We’d call that an absolute no-brainer, particularly as the Outback comes with a larger 2.5-litre engine which produces more power and is actually more efficient. If you’re absolutely determined to be different, perhaps being the sort of person who might run a marathon in a stiletto heels carrying a fully-loaded brick hod, then, yes, consider a Levorg, but even then, only if it comes with a massive discount.

What’s the best Subaru Levorg model/engine to choose?

For best, read only, the sole Levorg option being that 2.0-litre CVT gearbox, four-wheel drive estate car. The best Levorg, then, is the only one you can have, and even then, taking the Subaru’s own sales pitch on the Levorg - practicality, all-wheel drive stability and capability - then it’s bettered by Subaru’s own (cheaper) Outback model. 


Significantly bettered, too. Indeed, it might be considered unusual for us to say so, but, in the best interests of our readers and good consumer advice, the reckon best Levorg you can buy isn’t in fact a Levorg, but is Subaru’s own Outback. 


That the Outback does everything the Levorg does and more, and for less money. Cross the showroom then, and buy it instead, you’ll thank us for it, and you won’t ruin your long-standing friendship with your Subaru dealer.

What other cars are similar to the Subaru Levorg?

Ignoring that Outback across the Subaru showroom for a minute, the Levorg’s price means it can count among its rivals cars like the Volkswagen Passat, Audi A4 Avant (or Audi A4 Allroad), xDrive versions of BMW 3 Series Touring models, Skoda’s massive Superb Estate in 4x4 form, as well as any number of other mainstream and premium estate cars with, or without, four-wheel drive. 


Muddying the buying road further is a huge choice of SUV and crossover models with greater four-wheel drive capability than the Levorg. All are similar, and, in reality, much better. However, if you want an estate with a 2.0-litre boxer engine, CVT and four-wheel drive we can’t think of another car that’s identical in specification, evidently, for good reason.

Learn more

Subaru Levorg Front Interior

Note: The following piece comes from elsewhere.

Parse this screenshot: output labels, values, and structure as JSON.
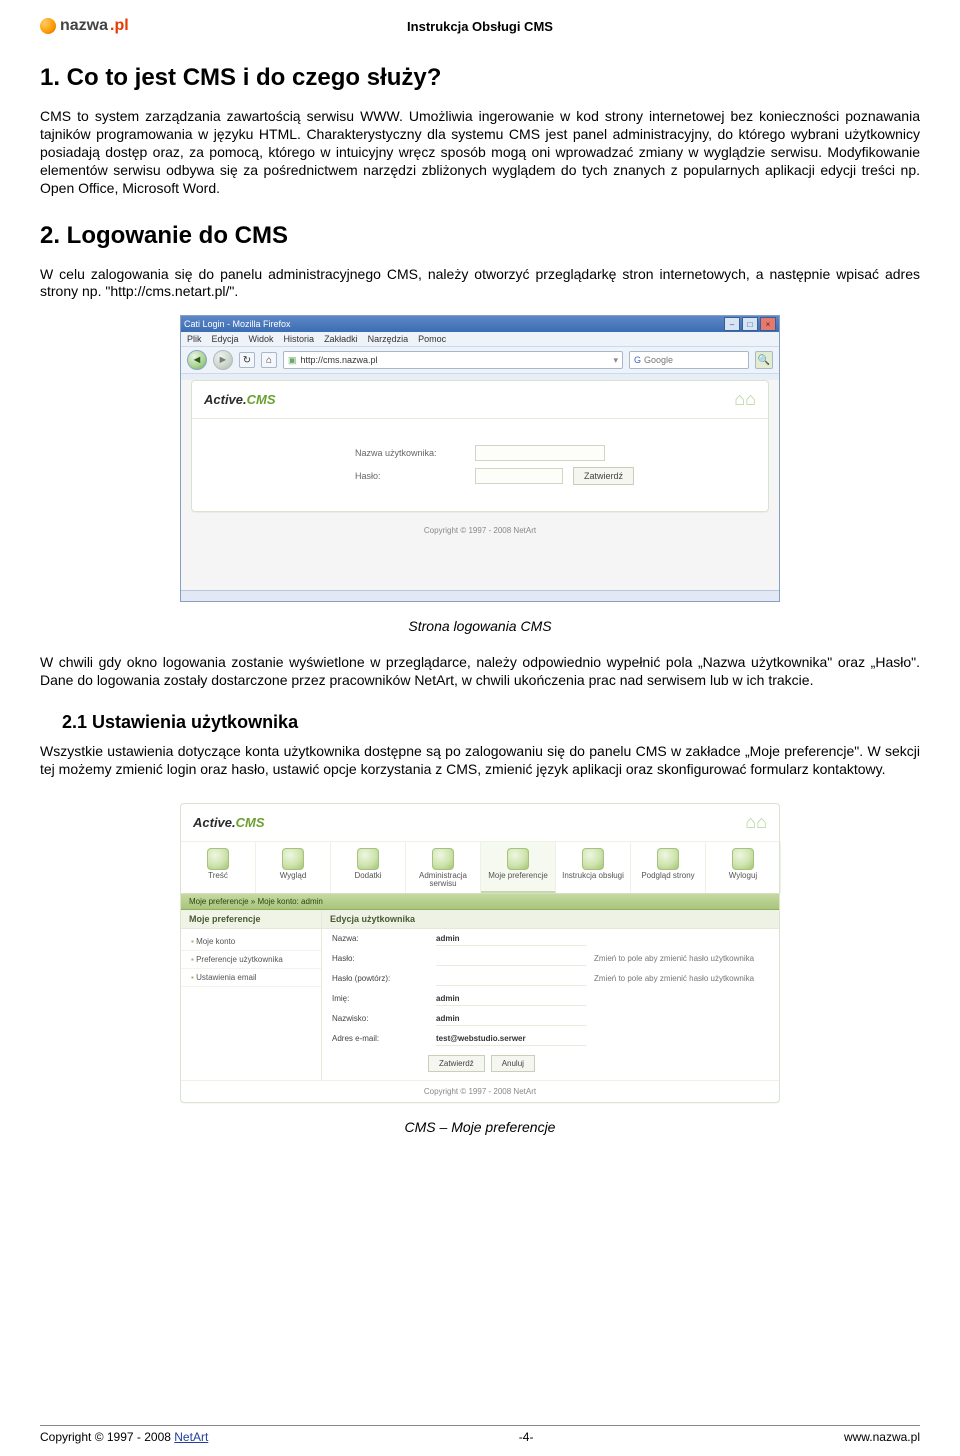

On the inside

Subaru Levorg Front Side View

Driving

Subaru Levorg Side Rear View

How much does it cost to run

Subaru Levorg Right Side View

Prices, versions and specification